Documentation Guidelines

Why Does SAS Request Documentation?

SAS staff and students work together via an interactive process to determine appropriate accommodations. The process works best when SAS staff have the opportunity to review documentation, especially for students with invisible disabilities, prior to an initial meeting. In some cases, documentation may not be needed.

What documentation should I provide?

Documentation should be provided by a qualified, licensed professional whose field of specialization directly pertains to the student's disability and who is unrelated to the student. Expect in cases of psychoeducational or neuropsychological evaluations, where there is a comprehensive report available, SAS recommends that students' providers complete SAS' Disability Verification Form, which is HIPAA-compliant, as documentation. The verification form also instructs providers to upload a brief, signed, dated letter on their letterhead. Documentation needs to be provided in English, and if translation is required, it must be completed by a certified translator.

As reflected by the questions in the SAS Disability Verification Form documentation that is most beneficial to SAS:

  • has been completed by a provider who has an established/long-term relationship with and/or has conducted a multi-day evaluation of the student
  • articulates the history of difficulties and any prior services, medications, or other supports received by the student as well as the effectiveness or limitations of these prior supports
  • describes the functional limitations the student is likely to experience in a higher education environment
  • references a diagnosis, even if provisional, of the student's condition, including any rule-out conditions or changes over time

Documentation can be submitted to SAS in the following ways:

Condition-specific Documentation

In many cases, providers can thoroughly complete the online SAS Disability Verification Form on a student's behalf to share the information that is most useful to SAS in working with students to determine reasonable accommodations and other supports. (Non-Dartmouth providers will also need to submit a brief, signed and dated letter on letterhead.) If a condition is variable in nature, documentation should generally be no more than one year old so that SAS is in the best position to support current needs.

However, for conditions such as speech/language or learning disorders, attention-defict/hyperactivity disorder, auditory processing disorders, traumatic brain injuries, and Asperger's/autism spectrum disorders, a thorough evaluation report is preferred over the verification form and may be required.

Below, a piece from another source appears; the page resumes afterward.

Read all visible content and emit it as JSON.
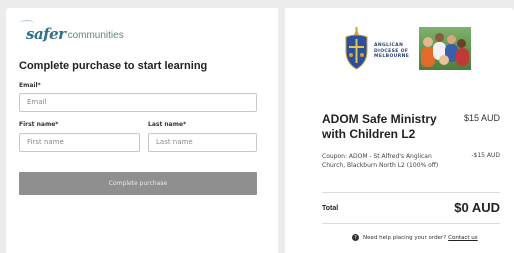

Students and providers should review the condition-specific documentation guidelines that apply to them.

Supplemental Documentation

Examples of documentation that are not typically sufficient for accommodations at postsecondary level, but could be used to supplement primary documentation, include:

  • An IEP or 504 Plan
  • An accommodation approval letter for the SAT, ACT, and/or Advanced-Placement exams
  • Letters from high school teachers or counselors confirming use of informal accommodations
  • Letters from academic coaches, learning disability specialists, and/or tutors
  • Reports from online diagnostic services such as "ADHD Online"
  • A copy of medication prescriptions 

Critical Information About Documentation

  1. Documentation is not intended to put a student in the position of proving their disability and is typically less necessary when a student's condition is apparent.
  2. Documentation will not become part of the student's educational records and will be kept in the student's confidential file at SAS.
  3. Regardless of the documentation submitted, students' approved accommodations and services will often differ from high school to college (especially if students previously had an IEP) because the Individuals with Disabilities Education Improvements Act no longer applies at the college level. For additional information, please see relevant laws governing accommodations.


Additional information/documentation may be requested to verify a student's condition or to support particular accommodation requests especially when the student or their documentation does not clearly illustrate the need.

  • A diagnosis of a disorder, condition, or syndrome alone does not automatically qualify an individual for accommodations
  • The condition must have a significant, adverse impact on the student's functioning in order to qualify for accommodations
  • If a student's documentation is unclear or lacks the necessary detail to support a specific accommodation request, it may be referred for review and recommendation to other professionals on campus, such as Dartmouth College Health Service or Counseling Center. However, SAS will make the final determination of accommodations based on the documentation and input from the student.